What the exercise asks: Using the listing below, report each line holding the string "lingerie".

- Opening Delimiter -

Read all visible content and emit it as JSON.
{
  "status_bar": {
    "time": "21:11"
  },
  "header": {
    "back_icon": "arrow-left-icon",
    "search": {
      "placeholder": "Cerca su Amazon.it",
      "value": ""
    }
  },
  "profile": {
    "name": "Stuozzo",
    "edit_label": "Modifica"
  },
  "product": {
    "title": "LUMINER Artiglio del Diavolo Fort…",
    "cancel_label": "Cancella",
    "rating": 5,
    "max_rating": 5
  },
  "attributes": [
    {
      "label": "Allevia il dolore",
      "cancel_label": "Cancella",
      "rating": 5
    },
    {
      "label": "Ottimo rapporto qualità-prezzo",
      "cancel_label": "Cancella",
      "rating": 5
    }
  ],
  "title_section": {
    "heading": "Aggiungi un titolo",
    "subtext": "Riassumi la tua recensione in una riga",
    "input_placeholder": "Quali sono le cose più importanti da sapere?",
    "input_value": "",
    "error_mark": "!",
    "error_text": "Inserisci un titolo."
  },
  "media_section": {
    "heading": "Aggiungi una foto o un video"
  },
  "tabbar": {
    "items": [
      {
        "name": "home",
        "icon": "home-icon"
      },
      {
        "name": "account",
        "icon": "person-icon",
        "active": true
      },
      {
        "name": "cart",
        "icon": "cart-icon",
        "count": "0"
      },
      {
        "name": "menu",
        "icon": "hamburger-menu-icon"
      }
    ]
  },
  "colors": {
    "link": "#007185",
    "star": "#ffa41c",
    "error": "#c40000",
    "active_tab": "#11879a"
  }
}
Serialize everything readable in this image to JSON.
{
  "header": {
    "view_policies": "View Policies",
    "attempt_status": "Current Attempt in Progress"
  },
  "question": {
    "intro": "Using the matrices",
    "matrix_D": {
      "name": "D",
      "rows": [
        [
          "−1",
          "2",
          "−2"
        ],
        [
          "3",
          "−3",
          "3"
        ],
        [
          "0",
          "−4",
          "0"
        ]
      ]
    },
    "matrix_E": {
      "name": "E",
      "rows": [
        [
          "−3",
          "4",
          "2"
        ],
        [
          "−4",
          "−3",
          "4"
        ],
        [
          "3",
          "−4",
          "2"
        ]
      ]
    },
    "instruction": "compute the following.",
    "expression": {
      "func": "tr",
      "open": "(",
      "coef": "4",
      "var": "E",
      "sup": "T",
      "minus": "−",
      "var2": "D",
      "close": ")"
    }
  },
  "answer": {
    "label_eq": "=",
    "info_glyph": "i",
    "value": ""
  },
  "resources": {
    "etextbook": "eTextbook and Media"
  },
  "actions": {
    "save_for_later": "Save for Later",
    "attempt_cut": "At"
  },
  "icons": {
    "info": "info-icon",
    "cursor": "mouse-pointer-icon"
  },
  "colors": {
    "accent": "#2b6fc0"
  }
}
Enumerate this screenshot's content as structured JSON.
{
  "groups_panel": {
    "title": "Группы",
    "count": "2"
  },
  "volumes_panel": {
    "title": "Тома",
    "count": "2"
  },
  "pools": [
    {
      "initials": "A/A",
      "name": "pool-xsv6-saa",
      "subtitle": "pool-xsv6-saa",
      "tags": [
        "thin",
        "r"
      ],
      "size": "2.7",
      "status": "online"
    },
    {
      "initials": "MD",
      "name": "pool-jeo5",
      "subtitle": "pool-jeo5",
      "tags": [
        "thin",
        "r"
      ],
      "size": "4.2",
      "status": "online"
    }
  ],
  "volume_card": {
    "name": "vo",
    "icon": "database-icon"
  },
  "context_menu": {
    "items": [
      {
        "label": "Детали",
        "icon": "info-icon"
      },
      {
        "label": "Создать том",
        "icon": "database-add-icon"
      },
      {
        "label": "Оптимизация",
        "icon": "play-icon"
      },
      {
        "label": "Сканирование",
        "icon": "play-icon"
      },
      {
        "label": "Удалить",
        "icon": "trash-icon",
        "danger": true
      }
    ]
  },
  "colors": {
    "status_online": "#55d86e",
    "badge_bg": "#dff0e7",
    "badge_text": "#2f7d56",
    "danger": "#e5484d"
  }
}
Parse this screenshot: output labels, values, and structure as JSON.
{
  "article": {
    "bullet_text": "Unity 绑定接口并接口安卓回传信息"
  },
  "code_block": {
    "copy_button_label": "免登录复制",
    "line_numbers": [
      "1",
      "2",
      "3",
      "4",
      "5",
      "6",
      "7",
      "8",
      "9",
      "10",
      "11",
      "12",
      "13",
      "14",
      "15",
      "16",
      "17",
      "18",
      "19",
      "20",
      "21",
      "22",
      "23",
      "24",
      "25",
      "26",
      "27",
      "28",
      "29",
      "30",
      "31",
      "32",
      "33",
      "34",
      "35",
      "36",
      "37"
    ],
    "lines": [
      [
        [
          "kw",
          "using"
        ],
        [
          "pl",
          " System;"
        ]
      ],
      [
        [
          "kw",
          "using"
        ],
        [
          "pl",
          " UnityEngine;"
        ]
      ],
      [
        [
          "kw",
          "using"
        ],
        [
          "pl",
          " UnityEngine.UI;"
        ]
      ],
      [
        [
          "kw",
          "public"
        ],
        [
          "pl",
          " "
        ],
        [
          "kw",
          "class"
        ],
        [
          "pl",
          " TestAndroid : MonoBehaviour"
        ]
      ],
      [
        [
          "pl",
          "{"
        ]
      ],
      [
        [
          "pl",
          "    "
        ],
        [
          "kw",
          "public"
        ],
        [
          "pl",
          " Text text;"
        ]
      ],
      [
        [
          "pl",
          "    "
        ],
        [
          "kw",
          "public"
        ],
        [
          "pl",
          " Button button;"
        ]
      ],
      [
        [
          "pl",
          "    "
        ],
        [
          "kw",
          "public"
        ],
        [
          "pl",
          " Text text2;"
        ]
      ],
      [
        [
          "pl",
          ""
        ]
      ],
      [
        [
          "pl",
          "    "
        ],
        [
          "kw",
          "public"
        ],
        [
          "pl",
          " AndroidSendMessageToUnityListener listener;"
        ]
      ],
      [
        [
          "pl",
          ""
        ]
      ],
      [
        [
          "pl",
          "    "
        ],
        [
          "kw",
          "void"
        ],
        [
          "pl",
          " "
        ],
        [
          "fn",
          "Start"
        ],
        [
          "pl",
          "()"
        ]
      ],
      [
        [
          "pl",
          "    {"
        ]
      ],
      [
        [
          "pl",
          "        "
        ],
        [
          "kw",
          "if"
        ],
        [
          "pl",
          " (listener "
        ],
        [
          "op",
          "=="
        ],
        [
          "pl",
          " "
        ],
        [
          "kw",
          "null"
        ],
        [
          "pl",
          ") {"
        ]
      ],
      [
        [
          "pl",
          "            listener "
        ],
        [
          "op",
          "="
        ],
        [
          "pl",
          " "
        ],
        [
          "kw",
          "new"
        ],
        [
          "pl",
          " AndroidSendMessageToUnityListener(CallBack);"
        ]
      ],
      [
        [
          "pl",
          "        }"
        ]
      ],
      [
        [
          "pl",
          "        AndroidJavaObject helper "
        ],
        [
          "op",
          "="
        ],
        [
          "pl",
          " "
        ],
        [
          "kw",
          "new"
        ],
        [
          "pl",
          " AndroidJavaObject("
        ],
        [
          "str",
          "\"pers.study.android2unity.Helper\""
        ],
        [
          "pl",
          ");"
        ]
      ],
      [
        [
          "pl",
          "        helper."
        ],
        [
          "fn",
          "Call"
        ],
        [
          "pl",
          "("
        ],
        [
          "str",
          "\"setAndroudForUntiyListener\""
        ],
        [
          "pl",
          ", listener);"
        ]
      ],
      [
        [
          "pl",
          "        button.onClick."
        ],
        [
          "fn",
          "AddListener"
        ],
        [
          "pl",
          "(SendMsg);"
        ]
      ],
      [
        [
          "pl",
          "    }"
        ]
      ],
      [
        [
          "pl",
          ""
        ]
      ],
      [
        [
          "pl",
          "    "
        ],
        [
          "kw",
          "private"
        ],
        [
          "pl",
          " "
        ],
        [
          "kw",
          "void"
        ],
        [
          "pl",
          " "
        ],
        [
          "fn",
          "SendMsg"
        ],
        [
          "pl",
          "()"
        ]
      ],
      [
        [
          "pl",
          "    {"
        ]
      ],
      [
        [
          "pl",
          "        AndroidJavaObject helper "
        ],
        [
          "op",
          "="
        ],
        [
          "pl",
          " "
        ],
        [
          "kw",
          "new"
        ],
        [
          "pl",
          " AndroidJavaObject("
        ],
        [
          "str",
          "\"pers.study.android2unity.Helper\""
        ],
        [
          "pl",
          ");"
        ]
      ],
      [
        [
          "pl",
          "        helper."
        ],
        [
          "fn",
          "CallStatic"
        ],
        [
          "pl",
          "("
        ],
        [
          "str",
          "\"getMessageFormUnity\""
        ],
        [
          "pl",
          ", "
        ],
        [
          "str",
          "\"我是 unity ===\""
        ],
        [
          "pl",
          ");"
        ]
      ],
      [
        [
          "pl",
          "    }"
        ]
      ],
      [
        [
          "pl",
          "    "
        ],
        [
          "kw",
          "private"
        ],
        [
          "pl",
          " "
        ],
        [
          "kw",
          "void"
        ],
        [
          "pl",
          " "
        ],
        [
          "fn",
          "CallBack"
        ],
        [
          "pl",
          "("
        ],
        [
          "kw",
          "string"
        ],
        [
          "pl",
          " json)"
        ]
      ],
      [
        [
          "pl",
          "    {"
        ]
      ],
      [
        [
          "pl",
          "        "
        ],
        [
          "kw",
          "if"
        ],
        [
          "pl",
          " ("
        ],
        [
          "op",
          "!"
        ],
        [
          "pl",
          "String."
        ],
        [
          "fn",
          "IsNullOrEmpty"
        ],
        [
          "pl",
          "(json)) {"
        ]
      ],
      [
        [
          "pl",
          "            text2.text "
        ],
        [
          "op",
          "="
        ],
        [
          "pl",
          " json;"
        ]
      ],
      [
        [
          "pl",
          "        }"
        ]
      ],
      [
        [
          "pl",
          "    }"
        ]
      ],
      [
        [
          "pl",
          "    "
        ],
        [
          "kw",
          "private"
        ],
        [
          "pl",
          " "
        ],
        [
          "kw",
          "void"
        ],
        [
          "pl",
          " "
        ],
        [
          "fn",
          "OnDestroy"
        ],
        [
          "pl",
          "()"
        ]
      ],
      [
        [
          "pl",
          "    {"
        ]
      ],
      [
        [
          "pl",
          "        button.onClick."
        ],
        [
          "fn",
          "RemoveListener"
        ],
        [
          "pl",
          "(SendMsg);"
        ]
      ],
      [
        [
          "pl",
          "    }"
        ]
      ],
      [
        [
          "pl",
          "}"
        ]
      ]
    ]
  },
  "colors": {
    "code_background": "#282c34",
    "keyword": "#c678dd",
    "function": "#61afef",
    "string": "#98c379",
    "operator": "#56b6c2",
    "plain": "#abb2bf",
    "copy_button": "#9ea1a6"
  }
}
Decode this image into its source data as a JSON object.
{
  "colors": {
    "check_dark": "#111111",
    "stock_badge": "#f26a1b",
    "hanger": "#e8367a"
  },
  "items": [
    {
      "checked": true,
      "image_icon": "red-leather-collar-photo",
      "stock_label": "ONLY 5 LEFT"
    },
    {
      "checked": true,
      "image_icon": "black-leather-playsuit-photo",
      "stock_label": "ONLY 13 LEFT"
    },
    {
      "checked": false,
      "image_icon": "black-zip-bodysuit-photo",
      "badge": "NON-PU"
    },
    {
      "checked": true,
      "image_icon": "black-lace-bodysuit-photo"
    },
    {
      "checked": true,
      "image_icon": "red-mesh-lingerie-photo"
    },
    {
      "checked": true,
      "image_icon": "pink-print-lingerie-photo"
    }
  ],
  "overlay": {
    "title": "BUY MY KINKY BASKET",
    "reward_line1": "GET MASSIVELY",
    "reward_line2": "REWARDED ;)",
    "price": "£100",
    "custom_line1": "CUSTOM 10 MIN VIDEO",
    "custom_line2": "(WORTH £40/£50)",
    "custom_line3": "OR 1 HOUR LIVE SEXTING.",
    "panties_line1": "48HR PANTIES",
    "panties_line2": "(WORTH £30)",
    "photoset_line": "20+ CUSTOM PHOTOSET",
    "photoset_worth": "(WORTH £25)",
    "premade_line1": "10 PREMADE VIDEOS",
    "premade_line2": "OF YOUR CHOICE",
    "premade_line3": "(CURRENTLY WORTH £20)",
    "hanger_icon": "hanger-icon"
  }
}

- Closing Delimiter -

Solution to this task:
      "image_icon": "red-mesh-lingerie-photo"
      "image_icon": "pink-print-lingerie-photo"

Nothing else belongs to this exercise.